▶ _Brief_
Set down word for word each line from the one containing "What's the underlying" through the end of the records, both included. Do not copy any pictures.

(Saved data entries)
»»

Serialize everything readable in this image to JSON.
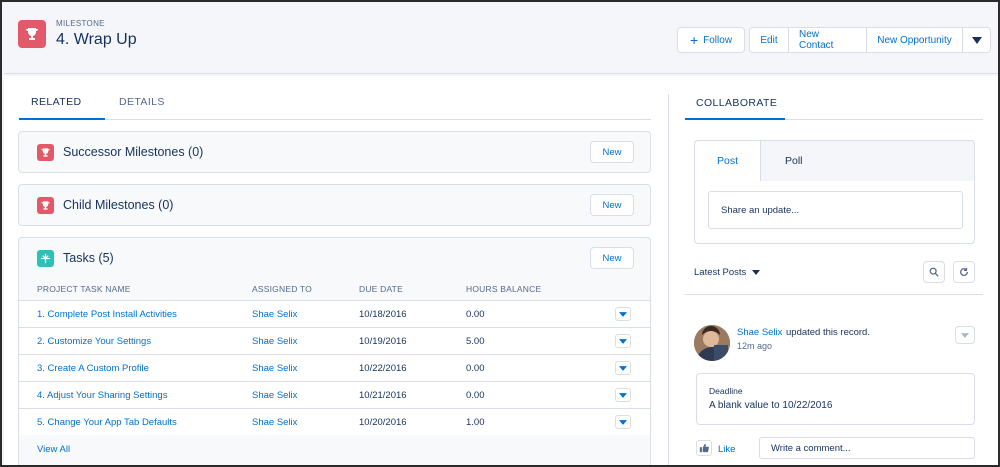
{
  "record": {
    "type_label": "MILESTONE",
    "title": "4. Wrap Up",
    "icon": "trophy-icon",
    "icon_color": "#e25a6a"
  },
  "header_actions": {
    "follow": "Follow",
    "edit": "Edit",
    "new_contact": "New Contact",
    "new_opportunity": "New Opportunity"
  },
  "tabs": {
    "related": "RELATED",
    "details": "DETAILS"
  },
  "related_lists": {
    "successor": {
      "title": "Successor Milestones (0)",
      "new_label": "New"
    },
    "child": {
      "title": "Child Milestones (0)",
      "new_label": "New"
    },
    "tasks": {
      "title": "Tasks (5)",
      "new_label": "New",
      "columns": [
        "PROJECT TASK NAME",
        "ASSIGNED TO",
        "DUE DATE",
        "HOURS BALANCE"
      ],
      "rows": [
        {
          "name": "1. Complete Post Install Activities",
          "assigned": "Shae Selix",
          "due": "10/18/2016",
          "hours": "0.00"
        },
        {
          "name": "2. Customize Your Settings",
          "assigned": "Shae Selix",
          "due": "10/19/2016",
          "hours": "5.00"
        },
        {
          "name": "3. Create A Custom Profile",
          "assigned": "Shae Selix",
          "due": "10/22/2016",
          "hours": "0.00"
        },
        {
          "name": "4. Adjust Your Sharing Settings",
          "assigned": "Shae Selix",
          "due": "10/21/2016",
          "hours": "0.00"
        },
        {
          "name": "5. Change Your App Tab Defaults",
          "assigned": "Shae Selix",
          "due": "10/20/2016",
          "hours": "1.00"
        }
      ],
      "view_all": "View All"
    }
  },
  "collaborate": {
    "tab": "COLLABORATE",
    "publisher": {
      "post_tab": "Post",
      "poll_tab": "Poll",
      "placeholder": "Share an update..."
    },
    "latest_posts": "Latest Posts",
    "post": {
      "author": "Shae Selix",
      "action": "updated this record.",
      "time": "12m ago",
      "field_label": "Deadline",
      "field_change": "A blank value to 10/22/2016",
      "like": "Like",
      "comment_placeholder": "Write a comment..."
    }
  },
  "colors": {
    "accent": "#0070d2",
    "milestone_icon": "#e25a6a",
    "task_icon": "#2ac1b7"
  }
}
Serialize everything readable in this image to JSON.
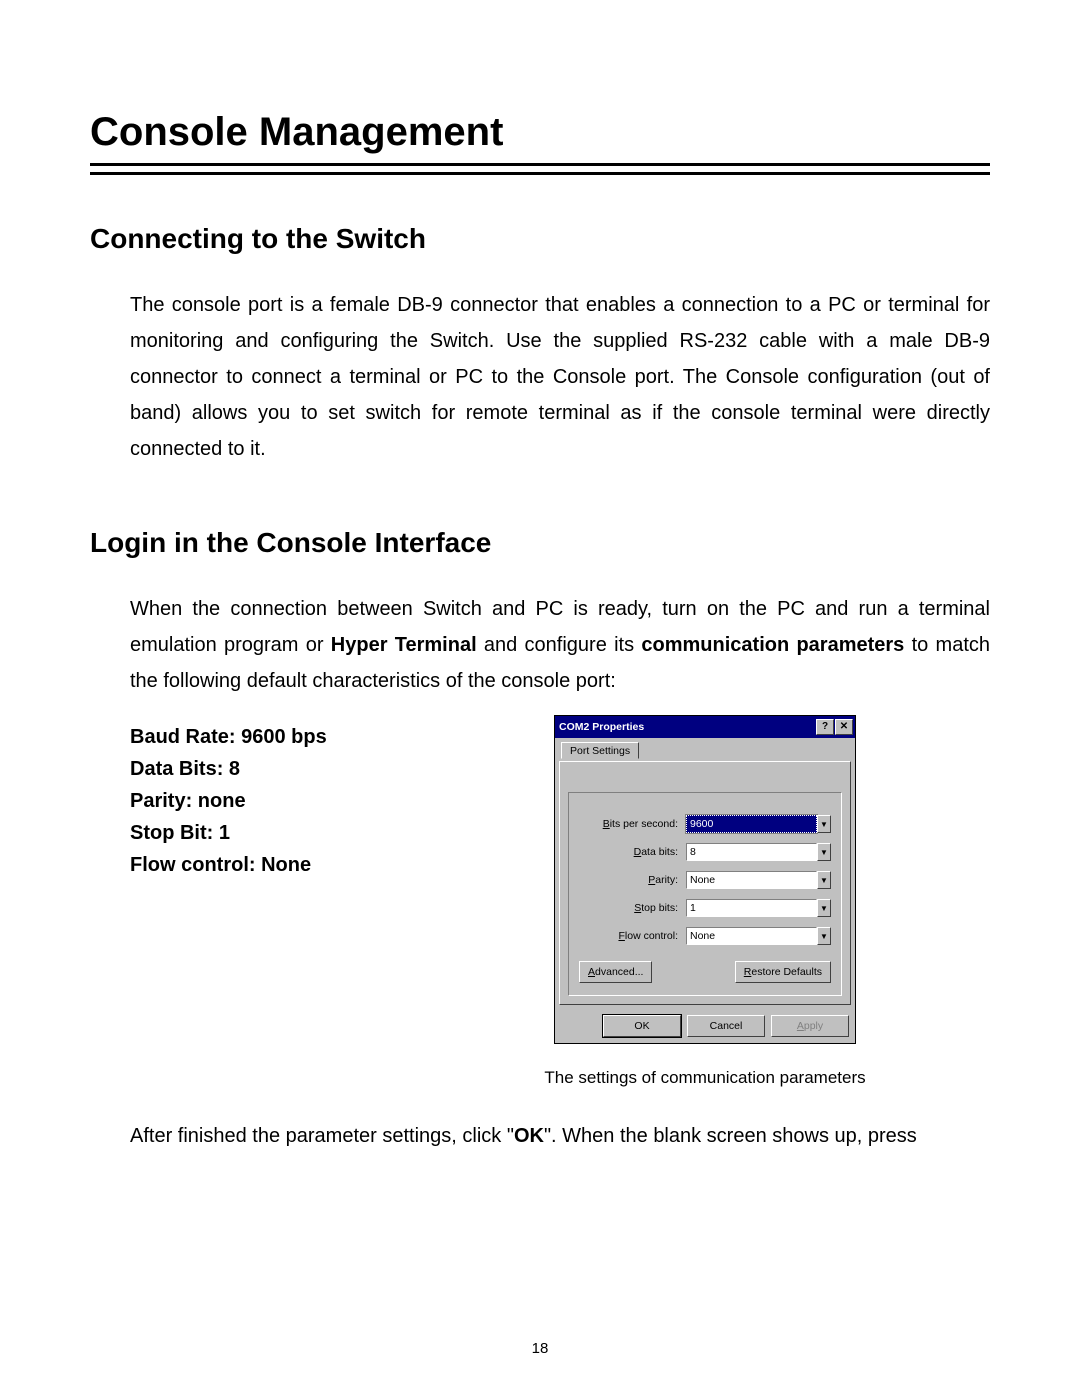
{
  "title": "Console Management",
  "section1": {
    "heading": "Connecting to the Switch",
    "para": "The console port is a female DB-9 connector that enables a connection to a PC or terminal for monitoring and configuring the Switch. Use the supplied RS-232 cable with a male DB-9 connector to connect a terminal or PC to the Console port. The Console configuration (out of band) allows you to set switch for remote terminal as if the console terminal were directly connected to it."
  },
  "section2": {
    "heading": "Login in the Console Interface",
    "para_before_bold1": "When the connection between Switch and PC is ready, turn on the PC and run a terminal emulation program or ",
    "bold1": "Hyper Terminal",
    "para_mid": " and configure its ",
    "bold2": "communication parameters",
    "para_after_bold2": " to match the following default characteristics of the console port:"
  },
  "specs": [
    "Baud Rate: 9600 bps",
    "Data Bits: 8",
    "Parity: none",
    "Stop Bit: 1",
    "Flow control: None"
  ],
  "dialog": {
    "title": "COM2 Properties",
    "help_glyph": "?",
    "close_glyph": "✕",
    "tab": "Port Settings",
    "fields": {
      "bits_per_second": {
        "label_pre": "B",
        "label_rest": "its per second:",
        "value": "9600"
      },
      "data_bits": {
        "label_pre": "D",
        "label_rest": "ata bits:",
        "value": "8"
      },
      "parity": {
        "label_pre": "P",
        "label_rest": "arity:",
        "value": "None"
      },
      "stop_bits": {
        "label_pre": "S",
        "label_rest": "top bits:",
        "value": "1"
      },
      "flow_control": {
        "label_pre": "F",
        "label_rest": "low control:",
        "value": "None"
      }
    },
    "buttons": {
      "advanced_pre": "A",
      "advanced_rest": "dvanced...",
      "restore_pre": "R",
      "restore_rest": "estore Defaults",
      "ok": "OK",
      "cancel": "Cancel",
      "apply_pre": "A",
      "apply_rest": "pply"
    },
    "dropdown_glyph": "▼"
  },
  "caption": "The settings of communication parameters",
  "after": {
    "pre": "After finished the parameter settings, click \"",
    "bold": "OK",
    "post": "\". When the blank screen shows up, press"
  },
  "page_number": "18"
}
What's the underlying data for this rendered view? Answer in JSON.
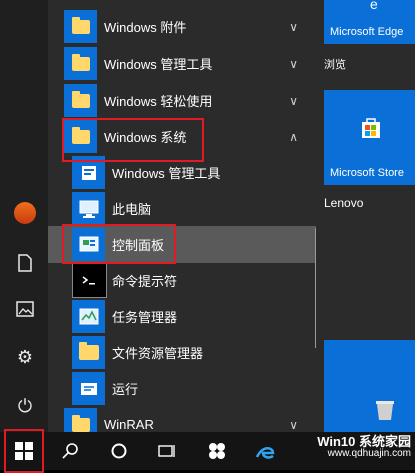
{
  "list": {
    "items": [
      {
        "label": "Windows 附件",
        "chev": "∨"
      },
      {
        "label": "Windows 管理工具",
        "chev": "∨"
      },
      {
        "label": "Windows 轻松使用",
        "chev": "∨"
      },
      {
        "label": "Windows 系统",
        "chev": "∧"
      },
      {
        "label": "Windows 管理工具"
      },
      {
        "label": "此电脑"
      },
      {
        "label": "控制面板"
      },
      {
        "label": "命令提示符"
      },
      {
        "label": "任务管理器"
      },
      {
        "label": "文件资源管理器"
      },
      {
        "label": "运行"
      },
      {
        "label": "WinRAR",
        "chev": "∨"
      }
    ]
  },
  "tiles": {
    "edge": "Microsoft Edge",
    "browse": "浏览",
    "store": "Microsoft Store",
    "lenovo": "Lenovo"
  },
  "watermark": {
    "line1": "Win10 系统家园",
    "line2": "www.qdhuajin.com"
  },
  "colors": {
    "accent": "#0a6fd6",
    "highlight": "#e01b24"
  }
}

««

▶ _Result for this exercise_
What's the underlying data for this rendered view? Answer in JSON.
{
  "list": {
    "items": [
      {
        "label": "Windows 附件",
        "chev": "∨"
      },
      {
        "label": "Windows 管理工具",
        "chev": "∨"
      },
      {
        "label": "Windows 轻松使用",
        "chev": "∨"
      },
      {
        "label": "Windows 系统",
        "chev": "∧"
      },
      {
        "label": "Windows 管理工具"
      },
      {
        "label": "此电脑"
      },
      {
        "label": "控制面板"
      },
      {
        "label": "命令提示符"
      },
      {
        "label": "任务管理器"
      },
      {
        "label": "文件资源管理器"
      },
      {
        "label": "运行"
      },
      {
        "label": "WinRAR",
        "chev": "∨"
      }
    ]
  },
  "tiles": {
    "edge": "Microsoft Edge",
    "browse": "浏览",
    "store": "Microsoft Store",
    "lenovo": "Lenovo"
  },
  "watermark": {
    "line1": "Win10 系统家园",
    "line2": "www.qdhuajin.com"
  },
  "colors": {
    "accent": "#0a6fd6",
    "highlight": "#e01b24"
  }
}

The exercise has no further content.